Data records section start

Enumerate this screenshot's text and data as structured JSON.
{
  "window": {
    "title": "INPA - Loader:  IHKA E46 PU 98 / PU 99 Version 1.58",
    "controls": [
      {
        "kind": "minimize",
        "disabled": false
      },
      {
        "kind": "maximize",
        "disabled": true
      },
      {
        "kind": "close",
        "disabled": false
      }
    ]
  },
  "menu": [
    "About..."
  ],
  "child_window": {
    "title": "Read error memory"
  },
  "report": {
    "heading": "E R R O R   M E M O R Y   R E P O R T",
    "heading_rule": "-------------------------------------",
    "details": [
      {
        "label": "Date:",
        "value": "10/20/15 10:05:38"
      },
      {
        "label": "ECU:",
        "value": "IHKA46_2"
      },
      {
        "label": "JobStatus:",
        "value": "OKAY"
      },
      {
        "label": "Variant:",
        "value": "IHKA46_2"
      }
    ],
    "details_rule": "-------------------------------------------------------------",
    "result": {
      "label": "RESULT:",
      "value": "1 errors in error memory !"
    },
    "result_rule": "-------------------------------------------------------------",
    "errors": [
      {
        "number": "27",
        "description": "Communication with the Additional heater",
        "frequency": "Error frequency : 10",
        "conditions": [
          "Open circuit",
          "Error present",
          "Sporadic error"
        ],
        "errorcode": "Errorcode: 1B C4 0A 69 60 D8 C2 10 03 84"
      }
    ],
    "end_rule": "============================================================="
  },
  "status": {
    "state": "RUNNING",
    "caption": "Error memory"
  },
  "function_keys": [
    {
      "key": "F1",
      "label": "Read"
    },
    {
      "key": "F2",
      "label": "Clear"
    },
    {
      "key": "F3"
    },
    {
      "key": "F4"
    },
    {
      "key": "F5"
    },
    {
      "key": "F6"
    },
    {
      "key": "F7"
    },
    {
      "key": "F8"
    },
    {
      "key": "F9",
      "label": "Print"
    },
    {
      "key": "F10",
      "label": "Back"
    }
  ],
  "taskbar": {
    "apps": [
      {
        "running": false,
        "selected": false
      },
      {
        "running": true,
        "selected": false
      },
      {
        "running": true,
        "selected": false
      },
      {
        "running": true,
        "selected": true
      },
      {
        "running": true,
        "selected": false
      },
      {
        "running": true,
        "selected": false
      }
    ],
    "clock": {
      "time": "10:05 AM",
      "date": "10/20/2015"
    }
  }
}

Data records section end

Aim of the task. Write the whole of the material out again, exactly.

Answer to this problem.
Enumerate this screenshot's text and data as structured JSON.
{
  "window": {
    "title": "INPA - Loader:  IHKA E46 PU 98 / PU 99 Version 1.58",
    "controls": [
      {
        "kind": "minimize",
        "disabled": false
      },
      {
        "kind": "maximize",
        "disabled": true
      },
      {
        "kind": "close",
        "disabled": false
      }
    ]
  },
  "menu": [
    "About..."
  ],
  "child_window": {
    "title": "Read error memory"
  },
  "report": {
    "heading": "E R R O R   M E M O R Y   R E P O R T",
    "heading_rule": "-------------------------------------",
    "details": [
      {
        "label": "Date:",
        "value": "10/20/15 10:05:38"
      },
      {
        "label": "ECU:",
        "value": "IHKA46_2"
      },
      {
        "label": "JobStatus:",
        "value": "OKAY"
      },
      {
        "label": "Variant:",
        "value": "IHKA46_2"
      }
    ],
    "details_rule": "-------------------------------------------------------------",
    "result": {
      "label": "RESULT:",
      "value": "1 errors in error memory !"
    },
    "result_rule": "-------------------------------------------------------------",
    "errors": [
      {
        "number": "27",
        "description": "Communication with the Additional heater",
        "frequency": "Error frequency : 10",
        "conditions": [
          "Open circuit",
          "Error present",
          "Sporadic error"
        ],
        "errorcode": "Errorcode: 1B C4 0A 69 60 D8 C2 10 03 84"
      }
    ],
    "end_rule": "============================================================="
  },
  "status": {
    "state": "RUNNING",
    "caption": "Error memory"
  },
  "function_keys": [
    {
      "key": "F1",
      "label": "Read"
    },
    {
      "key": "F2",
      "label": "Clear"
    },
    {
      "key": "F3"
    },
    {
      "key": "F4"
    },
    {
      "key": "F5"
    },
    {
      "key": "F6"
    },
    {
      "key": "F7"
    },
    {
      "key": "F8"
    },
    {
      "key": "F9",
      "label": "Print"
    },
    {
      "key": "F10",
      "label": "Back"
    }
  ],
  "taskbar": {
    "apps": [
      {
        "running": false,
        "selected": false
      },
      {
        "running": true,
        "selected": false
      },
      {
        "running": true,
        "selected": false
      },
      {
        "running": true,
        "selected": true
      },
      {
        "running": true,
        "selected": false
      },
      {
        "running": true,
        "selected": false
      }
    ],
    "clock": {
      "time": "10:05 AM",
      "date": "10/20/2015"
    }
  }
}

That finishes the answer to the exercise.